By: Rachel Goodman

This past Sunday, May 20th 2012, marked 23 years since the passing of one of the most unique and funniest comediennes to have ever lived.

After landing many leads in comic roles at the University of Michigan, Gilda Radner landed her first professional theatre role as part of the legendary cast of Godspell at the Royal Alexandra Theatre in Toronto in 1972. Gilda then went on to become one of the founding members of the Second City Toronto under Andrew Alexander, along with Dan Aykroyd, Eugene Levy and Valri Bromfield.

Here in Toronto, Gilda made a name for herself as a comedienne. A reviewer once correctly projected that she would go on to be the “toast” of comedy in London and New York. Fulfilling this prophecy, a year and a half later, Gilda went on to New York City where she worked on the National Lampoon Show as a writer and performer, before becoming the first Not Ready For Prime Time Player to be hired for Saturday Night Live. Her characters such as Roseanne Roseannadanna, Emily Litella, Baba Wawa and Judy Miller still have not been forgotten in pop culture or to her fans. With these characters she has inspired people such as Tina Fey, Emma Stone, Tracey Ullman, Cheri Oteri, and countless others who have gone on to do great things in their lives and performances.

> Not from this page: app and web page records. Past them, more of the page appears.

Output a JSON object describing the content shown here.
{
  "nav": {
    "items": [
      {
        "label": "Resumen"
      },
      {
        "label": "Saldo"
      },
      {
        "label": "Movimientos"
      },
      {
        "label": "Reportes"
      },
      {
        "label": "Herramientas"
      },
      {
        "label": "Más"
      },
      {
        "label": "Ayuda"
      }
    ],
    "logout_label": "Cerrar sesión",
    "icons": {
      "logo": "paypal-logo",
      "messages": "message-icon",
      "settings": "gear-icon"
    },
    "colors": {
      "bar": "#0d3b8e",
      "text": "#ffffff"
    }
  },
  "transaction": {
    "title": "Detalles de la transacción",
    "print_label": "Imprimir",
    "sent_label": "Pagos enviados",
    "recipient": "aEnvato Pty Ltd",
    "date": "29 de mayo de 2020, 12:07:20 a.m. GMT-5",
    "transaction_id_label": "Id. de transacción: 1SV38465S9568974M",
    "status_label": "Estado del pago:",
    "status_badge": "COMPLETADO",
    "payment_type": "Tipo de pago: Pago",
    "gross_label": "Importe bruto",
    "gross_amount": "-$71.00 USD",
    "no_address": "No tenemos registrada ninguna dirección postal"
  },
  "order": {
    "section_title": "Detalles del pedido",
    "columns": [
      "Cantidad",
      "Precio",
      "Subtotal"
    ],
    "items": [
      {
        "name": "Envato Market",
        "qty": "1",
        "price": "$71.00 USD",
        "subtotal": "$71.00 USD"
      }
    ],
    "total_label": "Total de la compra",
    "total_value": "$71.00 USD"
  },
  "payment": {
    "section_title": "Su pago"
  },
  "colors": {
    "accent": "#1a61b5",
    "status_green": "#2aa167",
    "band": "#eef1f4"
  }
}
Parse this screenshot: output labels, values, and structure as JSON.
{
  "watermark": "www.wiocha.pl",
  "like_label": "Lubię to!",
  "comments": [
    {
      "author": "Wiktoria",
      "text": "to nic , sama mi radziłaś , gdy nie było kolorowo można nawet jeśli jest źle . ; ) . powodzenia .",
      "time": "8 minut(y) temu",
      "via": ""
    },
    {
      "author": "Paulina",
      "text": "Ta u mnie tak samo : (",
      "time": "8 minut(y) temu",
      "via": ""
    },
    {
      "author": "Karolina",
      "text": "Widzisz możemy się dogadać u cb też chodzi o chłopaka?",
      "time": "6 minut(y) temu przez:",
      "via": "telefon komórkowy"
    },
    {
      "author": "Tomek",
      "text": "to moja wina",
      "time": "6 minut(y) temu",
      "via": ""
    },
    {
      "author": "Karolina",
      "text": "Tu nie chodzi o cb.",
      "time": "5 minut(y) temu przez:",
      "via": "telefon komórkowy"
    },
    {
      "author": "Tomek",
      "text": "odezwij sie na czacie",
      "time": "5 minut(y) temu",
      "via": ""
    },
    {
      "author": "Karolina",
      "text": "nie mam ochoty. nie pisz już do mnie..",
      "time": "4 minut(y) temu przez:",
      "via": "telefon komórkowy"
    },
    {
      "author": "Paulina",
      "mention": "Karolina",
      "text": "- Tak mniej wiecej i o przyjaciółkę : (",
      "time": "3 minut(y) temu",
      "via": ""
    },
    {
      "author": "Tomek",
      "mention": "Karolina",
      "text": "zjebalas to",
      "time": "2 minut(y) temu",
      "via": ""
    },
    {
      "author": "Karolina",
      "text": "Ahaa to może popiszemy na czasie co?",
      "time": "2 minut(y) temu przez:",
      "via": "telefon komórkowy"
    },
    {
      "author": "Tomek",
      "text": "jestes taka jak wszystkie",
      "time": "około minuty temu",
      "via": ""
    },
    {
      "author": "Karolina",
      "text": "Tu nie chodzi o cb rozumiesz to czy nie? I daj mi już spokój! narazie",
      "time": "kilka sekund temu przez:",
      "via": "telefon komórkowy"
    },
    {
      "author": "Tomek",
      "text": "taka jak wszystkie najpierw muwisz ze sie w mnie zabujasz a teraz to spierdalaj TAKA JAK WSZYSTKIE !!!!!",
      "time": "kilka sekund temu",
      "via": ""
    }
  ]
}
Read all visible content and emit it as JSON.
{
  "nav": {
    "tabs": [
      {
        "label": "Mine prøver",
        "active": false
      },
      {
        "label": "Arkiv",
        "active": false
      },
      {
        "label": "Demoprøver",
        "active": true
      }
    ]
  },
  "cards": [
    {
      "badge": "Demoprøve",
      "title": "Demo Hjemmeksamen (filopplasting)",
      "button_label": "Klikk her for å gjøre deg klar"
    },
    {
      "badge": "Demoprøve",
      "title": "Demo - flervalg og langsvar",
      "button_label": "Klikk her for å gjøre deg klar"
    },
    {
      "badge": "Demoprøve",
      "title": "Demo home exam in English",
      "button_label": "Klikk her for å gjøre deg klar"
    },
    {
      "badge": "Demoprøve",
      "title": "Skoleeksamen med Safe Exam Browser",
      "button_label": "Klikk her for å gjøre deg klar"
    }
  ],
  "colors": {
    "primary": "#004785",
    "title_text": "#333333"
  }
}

But what really makes Gilda so incredibly different is that the world truly loved her – and practically anyone that ever met her has said that she was the nicest person ever.

“When Gilda came out on stage,” said the late Joyce Sloane, who was considered to be the mother of Second City, “the whole audience just wanted to put its arms around her.”

“People who met her for the first time, they felt like they were her best friend and she theirs, and what I just told you with that story is not an unusual story,” says Alan Zweibel [one of the original writers on Saturday Night Live] in an interview with Peter Anthony Holder, “you’d go to a restaurant and if you passed a homeless person on the way to restaurant, at the restaurant she would order a couple of extra desserts or an extra sandwich and come back and give it to the guy.”

Many were devastated to hear of the loss of Gilda back in 1989, including Steve Martin, who was hosting Saturday Night Live that day that she died. Holding back tears, Martin introduced the famous Dancing in the Dark sketch where he and Gilda danced to their own rendition of the song of the same name from the movie The Band Wagon (with Fred Astaire and Cyd Charisse).

Even after death, Gilda’s legacy lives on. During her illness, Gilda was able to go to a cancer support group in Santa Monica, California and her hope was that people could have this same help no matter where they live. Gilda’s Club was established by her husband Gene Wilder and her cancer psychotherapist Joanna Bull. Cancer patients can go to Gilda’s Club to be with other people who are going through the same thing as Gilda during her battle with cancer. After opening the first Gilda’s Club in NYC in 1995, it was so successful that in 2000 Gilda’s Club Worldwide formed with the goal of bringing cancer support groups worldwide.